INFORMATION SHOWN:
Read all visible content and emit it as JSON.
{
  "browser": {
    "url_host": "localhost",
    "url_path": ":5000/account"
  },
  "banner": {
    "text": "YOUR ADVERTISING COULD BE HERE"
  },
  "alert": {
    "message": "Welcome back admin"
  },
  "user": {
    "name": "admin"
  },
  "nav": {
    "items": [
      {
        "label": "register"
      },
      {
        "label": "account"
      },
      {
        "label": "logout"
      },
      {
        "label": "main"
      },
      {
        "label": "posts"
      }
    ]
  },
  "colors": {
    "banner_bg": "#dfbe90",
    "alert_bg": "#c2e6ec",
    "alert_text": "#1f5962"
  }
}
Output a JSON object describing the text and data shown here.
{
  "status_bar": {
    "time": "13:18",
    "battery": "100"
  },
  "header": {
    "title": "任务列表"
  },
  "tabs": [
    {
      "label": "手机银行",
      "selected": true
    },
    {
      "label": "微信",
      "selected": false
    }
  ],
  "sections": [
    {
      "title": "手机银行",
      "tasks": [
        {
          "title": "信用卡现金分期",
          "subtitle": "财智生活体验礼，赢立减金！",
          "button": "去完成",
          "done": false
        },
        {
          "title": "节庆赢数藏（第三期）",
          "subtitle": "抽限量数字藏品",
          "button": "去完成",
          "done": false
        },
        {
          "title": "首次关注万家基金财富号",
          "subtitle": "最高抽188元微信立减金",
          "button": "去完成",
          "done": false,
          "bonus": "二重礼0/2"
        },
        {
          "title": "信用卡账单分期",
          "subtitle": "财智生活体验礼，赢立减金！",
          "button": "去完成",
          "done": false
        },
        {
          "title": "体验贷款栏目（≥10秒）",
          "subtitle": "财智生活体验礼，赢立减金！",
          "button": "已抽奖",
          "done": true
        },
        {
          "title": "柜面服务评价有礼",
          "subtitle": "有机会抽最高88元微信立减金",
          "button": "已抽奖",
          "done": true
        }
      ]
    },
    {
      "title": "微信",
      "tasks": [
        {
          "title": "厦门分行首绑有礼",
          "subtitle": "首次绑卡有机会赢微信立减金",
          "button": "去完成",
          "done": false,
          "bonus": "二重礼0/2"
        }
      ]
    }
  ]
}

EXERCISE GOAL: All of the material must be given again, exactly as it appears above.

EXPECTED ANSWER:
Read all visible content and emit it as JSON.
{
  "browser": {
    "url_host": "localhost",
    "url_path": ":5000/account"
  },
  "banner": {
    "text": "YOUR ADVERTISING COULD BE HERE"
  },
  "alert": {
    "message": "Welcome back admin"
  },
  "user": {
    "name": "admin"
  },
  "nav": {
    "items": [
      {
        "label": "register"
      },
      {
        "label": "account"
      },
      {
        "label": "logout"
      },
      {
        "label": "main"
      },
      {
        "label": "posts"
      }
    ]
  },
  "colors": {
    "banner_bg": "#dfbe90",
    "alert_bg": "#c2e6ec",
    "alert_text": "#1f5962"
  }
}
Output a JSON object describing the text and data shown here.
{
  "status_bar": {
    "time": "13:18",
    "battery": "100"
  },
  "header": {
    "title": "任务列表"
  },
  "tabs": [
    {
      "label": "手机银行",
      "selected": true
    },
    {
      "label": "微信",
      "selected": false
    }
  ],
  "sections": [
    {
      "title": "手机银行",
      "tasks": [
        {
          "title": "信用卡现金分期",
          "subtitle": "财智生活体验礼，赢立减金！",
          "button": "去完成",
          "done": false
        },
        {
          "title": "节庆赢数藏（第三期）",
          "subtitle": "抽限量数字藏品",
          "button": "去完成",
          "done": false
        },
        {
          "title": "首次关注万家基金财富号",
          "subtitle": "最高抽188元微信立减金",
          "button": "去完成",
          "done": false,
          "bonus": "二重礼0/2"
        },
        {
          "title": "信用卡账单分期",
          "subtitle": "财智生活体验礼，赢立减金！",
          "button": "去完成",
          "done": false
        },
        {
          "title": "体验贷款栏目（≥10秒）",
          "subtitle": "财智生活体验礼，赢立减金！",
          "button": "已抽奖",
          "done": true
        },
        {
          "title": "柜面服务评价有礼",
          "subtitle": "有机会抽最高88元微信立减金",
          "button": "已抽奖",
          "done": true
        }
      ]
    },
    {
      "title": "微信",
      "tasks": [
        {
          "title": "厦门分行首绑有礼",
          "subtitle": "首次绑卡有机会赢微信立减金",
          "button": "去完成",
          "done": false,
          "bonus": "二重礼0/2"
        }
      ]
    }
  ]
}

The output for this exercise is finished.